*Exercise*: What lines below contain the word "this"? Please pull each one out.

[Start of Attachment]

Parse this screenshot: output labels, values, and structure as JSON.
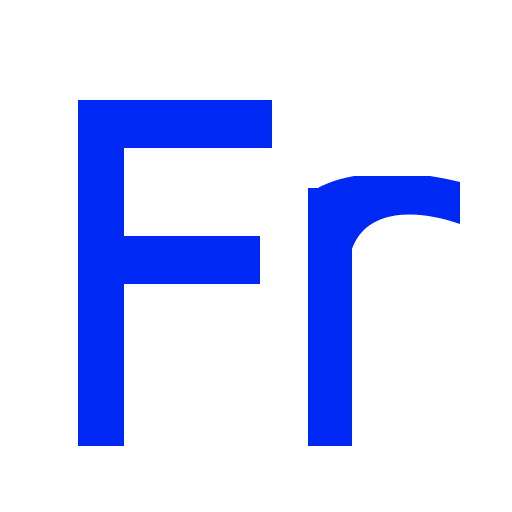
{
  "text": "Fr",
  "color": "#0028f5",
  "background": "#ffffff"
}
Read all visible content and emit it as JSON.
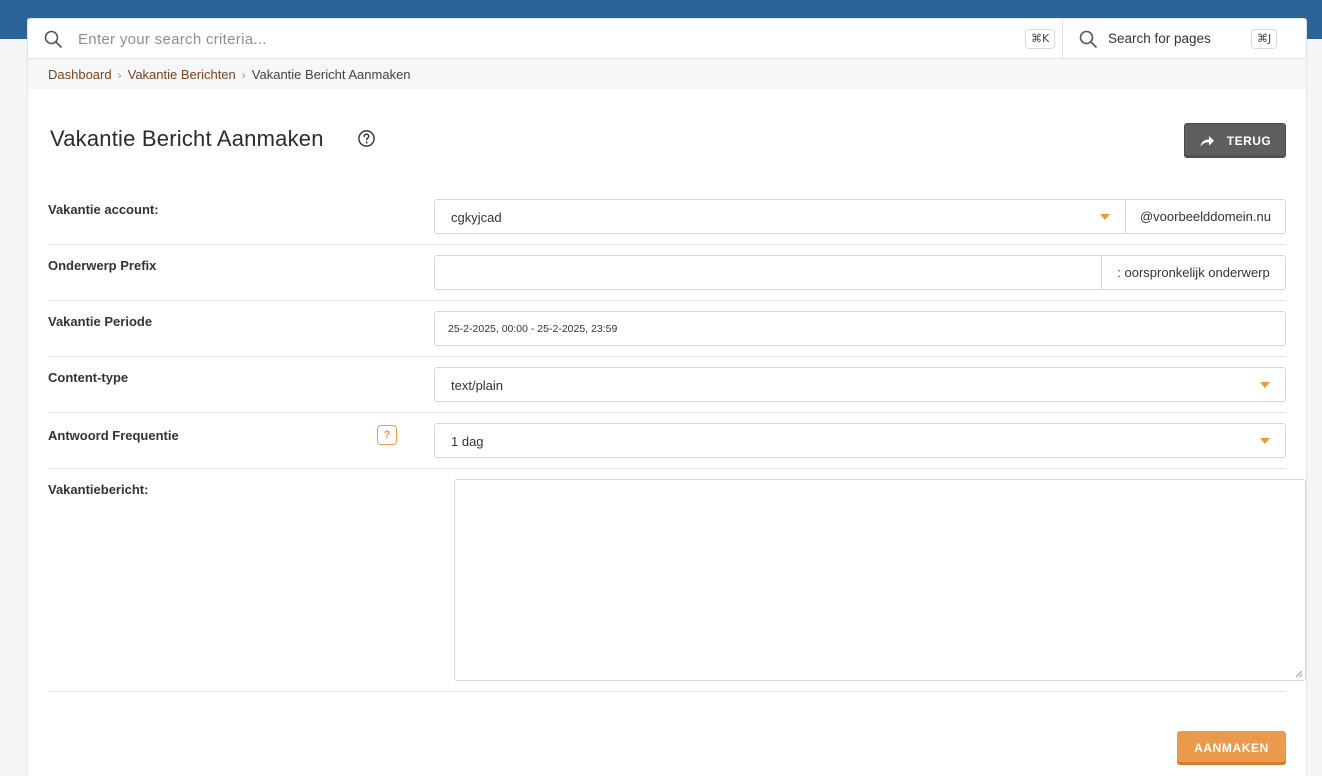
{
  "search": {
    "placeholder": "Enter your search criteria...",
    "shortcut": "⌘K",
    "pages_label": "Search for pages",
    "pages_shortcut": "⌘J"
  },
  "breadcrumb": {
    "items": [
      "Dashboard",
      "Vakantie Berichten"
    ],
    "current": "Vakantie Bericht Aanmaken"
  },
  "page": {
    "title": "Vakantie Bericht Aanmaken",
    "back_button": "TERUG"
  },
  "form": {
    "account": {
      "label": "Vakantie account:",
      "value": "cgkyjcad",
      "suffix": "@voorbeelddomein.nu"
    },
    "prefix": {
      "label": "Onderwerp Prefix",
      "value": "",
      "suffix": ": oorspronkelijk onderwerp"
    },
    "period": {
      "label": "Vakantie Periode",
      "value": "25-2-2025, 00:00 - 25-2-2025, 23:59"
    },
    "content_type": {
      "label": "Content-type",
      "value": "text/plain"
    },
    "frequency": {
      "label": "Antwoord Frequentie",
      "help": "?",
      "value": "1 dag"
    },
    "message": {
      "label": "Vakantiebericht:",
      "value": ""
    },
    "submit": "AANMAKEN"
  },
  "colors": {
    "header_blue": "#2a6496",
    "accent_orange": "#eb9a4c",
    "link_brown": "#7a4320",
    "back_button_gray": "#5e5e5e"
  }
}
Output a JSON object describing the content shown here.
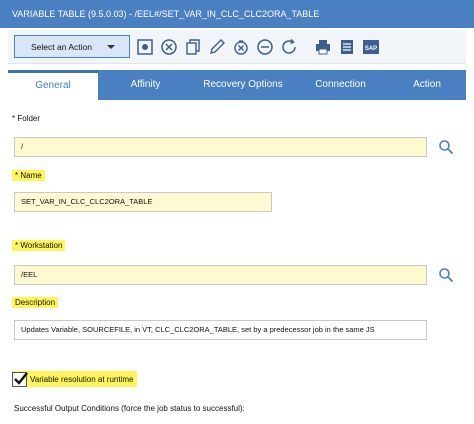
{
  "window": {
    "title": "VARIABLE TABLE (9.5.0.03) - /EEL#/SET_VAR_IN_CLC_CLC2ORA_TABLE"
  },
  "toolbar": {
    "select_action_label": "Select an Action",
    "icons": [
      "save-icon",
      "cancel-icon",
      "copy-icon",
      "edit-icon",
      "delete-icon",
      "remove-icon",
      "refresh-icon",
      "print-icon",
      "list-icon",
      "sap-icon"
    ],
    "sap_text": "SAP"
  },
  "tabs": [
    {
      "label": "General",
      "active": true
    },
    {
      "label": "Affinity",
      "active": false
    },
    {
      "label": "Recovery Options",
      "active": false
    },
    {
      "label": "Connection",
      "active": false
    },
    {
      "label": "Action",
      "active": false
    }
  ],
  "form": {
    "folder_label": "* Folder",
    "folder_value": "/",
    "name_label": "* Name",
    "name_value": "SET_VAR_IN_CLC_CLC2ORA_TABLE",
    "workstation_label": "* Workstation",
    "workstation_value": "/EEL",
    "description_label": "Description",
    "description_value": "Updates Variable, SOURCEFILE, in VT, CLC_CLC2ORA_TABLE, set by a predecessor job in the same JS",
    "variable_resolution_label": "Variable resolution at runtime",
    "variable_resolution_checked": true,
    "output_conditions_label": "Successful Output Conditions (force the job status to successful):"
  },
  "colors": {
    "brand_blue": "#4a7fc1",
    "highlight_yellow": "#fff55a",
    "field_background": "#fdfad2"
  }
}
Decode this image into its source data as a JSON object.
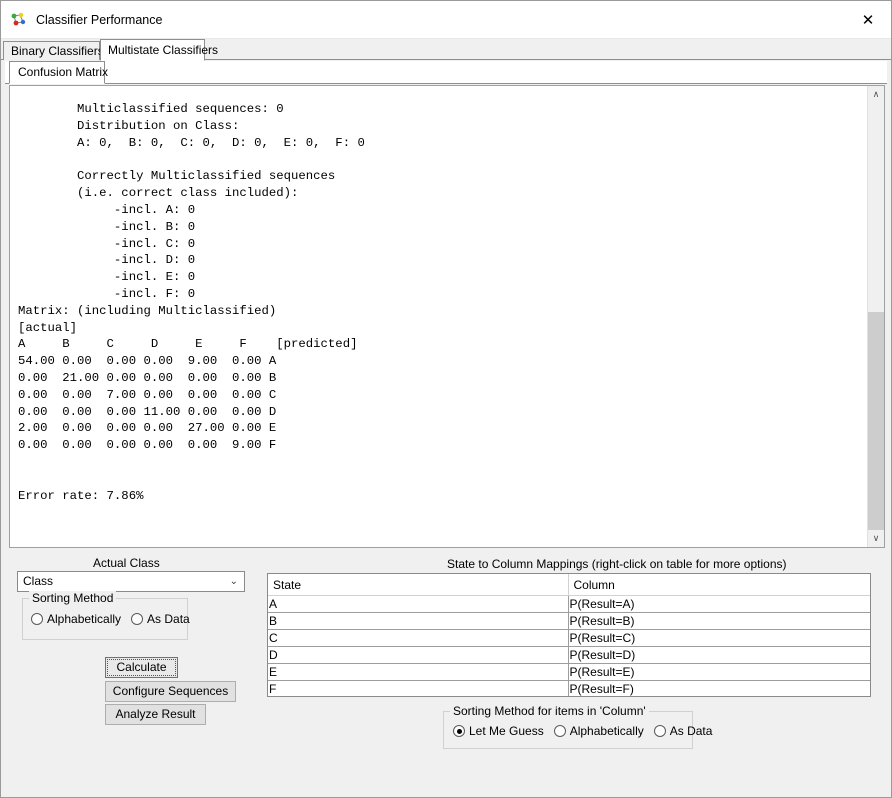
{
  "window": {
    "title": "Classifier Performance",
    "icon": "classifier-network-icon",
    "close_label": "✕"
  },
  "tabs": {
    "main": [
      {
        "label": "Binary Classifiers",
        "active": false
      },
      {
        "label": "Multistate Classifiers",
        "active": true
      }
    ],
    "sub": [
      {
        "label": "Confusion Matrix",
        "active": true
      }
    ]
  },
  "output": {
    "text": "        Multiclassified sequences: 0\n        Distribution on Class:\n        A: 0,  B: 0,  C: 0,  D: 0,  E: 0,  F: 0\n\n        Correctly Multiclassified sequences\n        (i.e. correct class included):\n             -incl. A: 0\n             -incl. B: 0\n             -incl. C: 0\n             -incl. D: 0\n             -incl. E: 0\n             -incl. F: 0\nMatrix: (including Multiclassified)\n[actual]\nA     B     C     D     E     F    [predicted]\n54.00 0.00  0.00 0.00  9.00  0.00 A\n0.00  21.00 0.00 0.00  0.00  0.00 B\n0.00  0.00  7.00 0.00  0.00  0.00 C\n0.00  0.00  0.00 11.00 0.00  0.00 D\n2.00  0.00  0.00 0.00  27.00 0.00 E\n0.00  0.00  0.00 0.00  0.00  9.00 F\n\n\nError rate: 7.86%",
    "error_rate": "7.86%",
    "scrollbar": {
      "up_arrow": "∧",
      "down_arrow": "∨"
    }
  },
  "matrix_data": {
    "title": "Matrix: (including Multiclassified)",
    "actual_label": "[actual]",
    "predicted_label": "[predicted]",
    "classes": [
      "A",
      "B",
      "C",
      "D",
      "E",
      "F"
    ],
    "rows": [
      {
        "predicted": "A",
        "values": [
          "54.00",
          "0.00",
          "0.00",
          "0.00",
          "9.00",
          "0.00"
        ]
      },
      {
        "predicted": "B",
        "values": [
          "0.00",
          "21.00",
          "0.00",
          "0.00",
          "0.00",
          "0.00"
        ]
      },
      {
        "predicted": "C",
        "values": [
          "0.00",
          "0.00",
          "7.00",
          "0.00",
          "0.00",
          "0.00"
        ]
      },
      {
        "predicted": "D",
        "values": [
          "0.00",
          "0.00",
          "0.00",
          "11.00",
          "0.00",
          "0.00"
        ]
      },
      {
        "predicted": "E",
        "values": [
          "2.00",
          "0.00",
          "0.00",
          "0.00",
          "27.00",
          "0.00"
        ]
      },
      {
        "predicted": "F",
        "values": [
          "0.00",
          "0.00",
          "0.00",
          "0.00",
          "0.00",
          "9.00"
        ]
      }
    ],
    "multiclassified_sequences": "0",
    "distribution_on_class": {
      "A": "0",
      "B": "0",
      "C": "0",
      "D": "0",
      "E": "0",
      "F": "0"
    },
    "correct_multiclassified": {
      "A": "0",
      "B": "0",
      "C": "0",
      "D": "0",
      "E": "0",
      "F": "0"
    }
  },
  "actual_class": {
    "title": "Actual Class",
    "combo_value": "Class",
    "combo_chevron": "⌄",
    "sorting": {
      "title": "Sorting Method",
      "options": [
        {
          "label": "Alphabetically",
          "checked": false
        },
        {
          "label": "As Data",
          "checked": false
        }
      ]
    }
  },
  "buttons": {
    "calculate": "Calculate",
    "configure_sequences": "Configure Sequences",
    "analyze_result": "Analyze Result"
  },
  "mappings": {
    "title": "State to Column Mappings (right-click on table for more options)",
    "headers": [
      "State",
      "Column"
    ],
    "rows": [
      {
        "state": "A",
        "column": "P(Result=A)"
      },
      {
        "state": "B",
        "column": "P(Result=B)"
      },
      {
        "state": "C",
        "column": "P(Result=C)"
      },
      {
        "state": "D",
        "column": "P(Result=D)"
      },
      {
        "state": "E",
        "column": "P(Result=E)"
      },
      {
        "state": "F",
        "column": "P(Result=F)"
      }
    ]
  },
  "column_sorting": {
    "title": "Sorting Method for items in 'Column'",
    "options": [
      {
        "label": "Let Me Guess",
        "checked": true
      },
      {
        "label": "Alphabetically",
        "checked": false
      },
      {
        "label": "As Data",
        "checked": false
      }
    ]
  },
  "colors": {
    "window_bg": "#f0f0f0",
    "panel_bg": "#ffffff",
    "border": "#8a8a8a",
    "focus_blue": "#3c7fb1",
    "scroll_thumb": "#cdcdcd"
  }
}
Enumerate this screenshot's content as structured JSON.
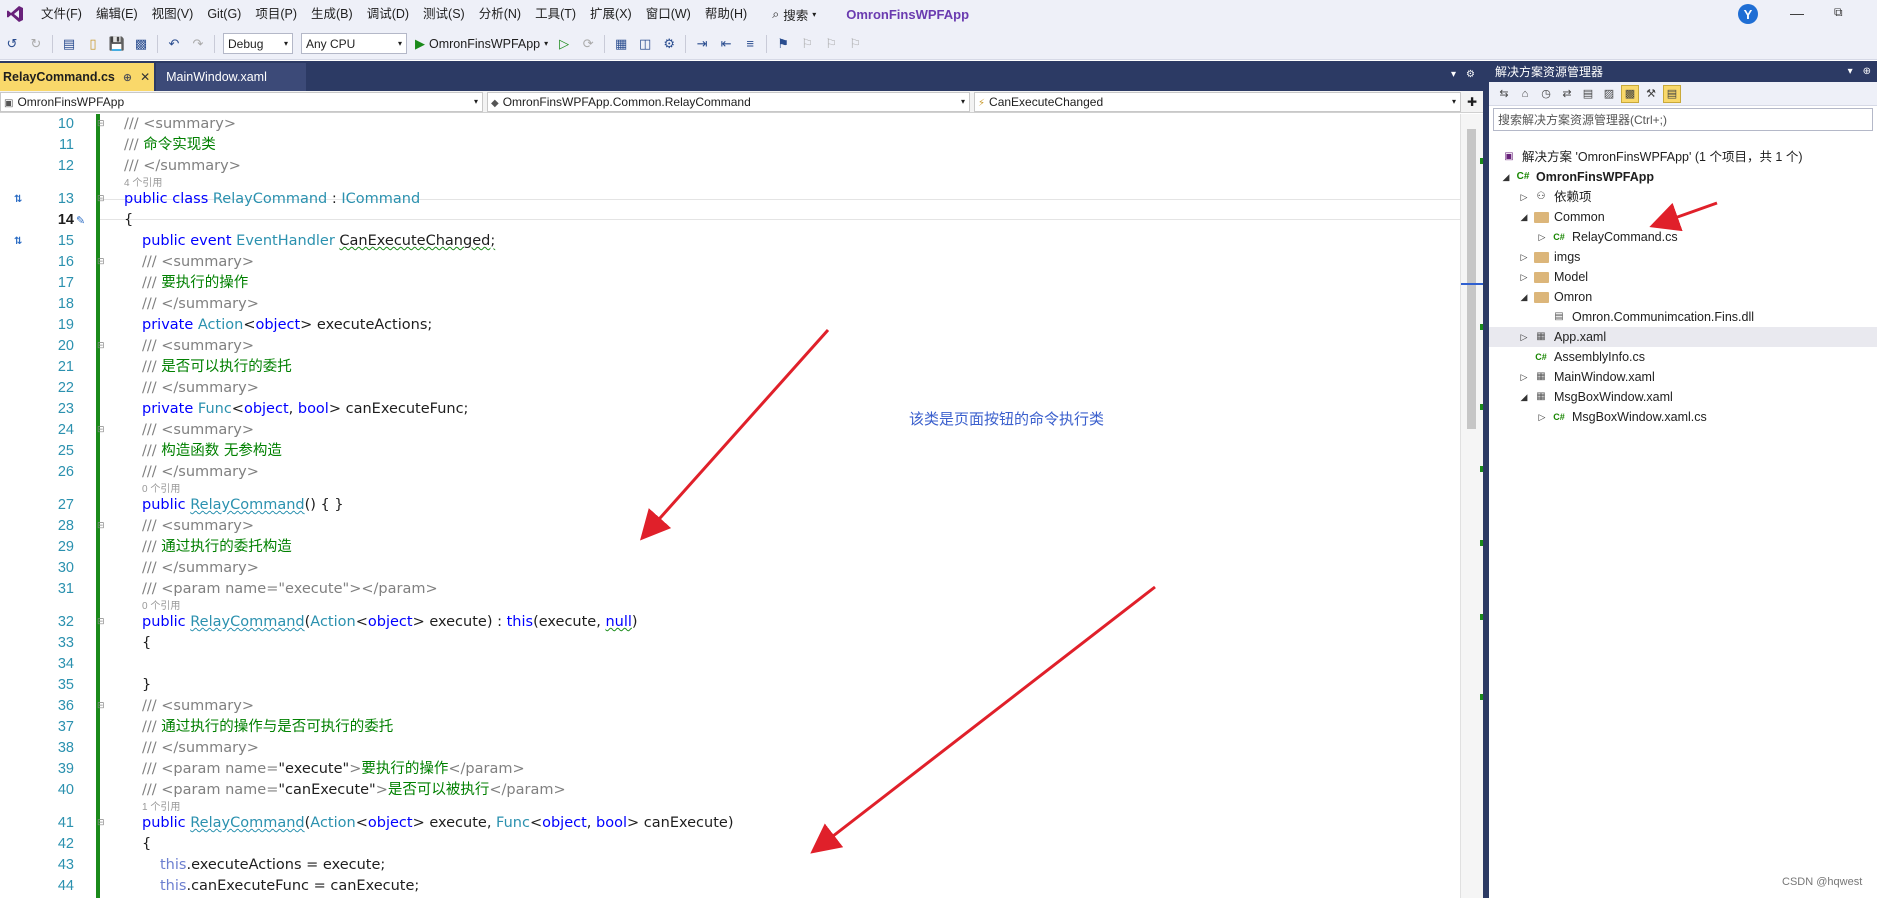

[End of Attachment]

*Exercise result*:
Parse this screenshot: output labels, values, and structure as JSON.
Decode this image into its source data as a JSON object.
Enumerate this screenshot's content as structured JSON.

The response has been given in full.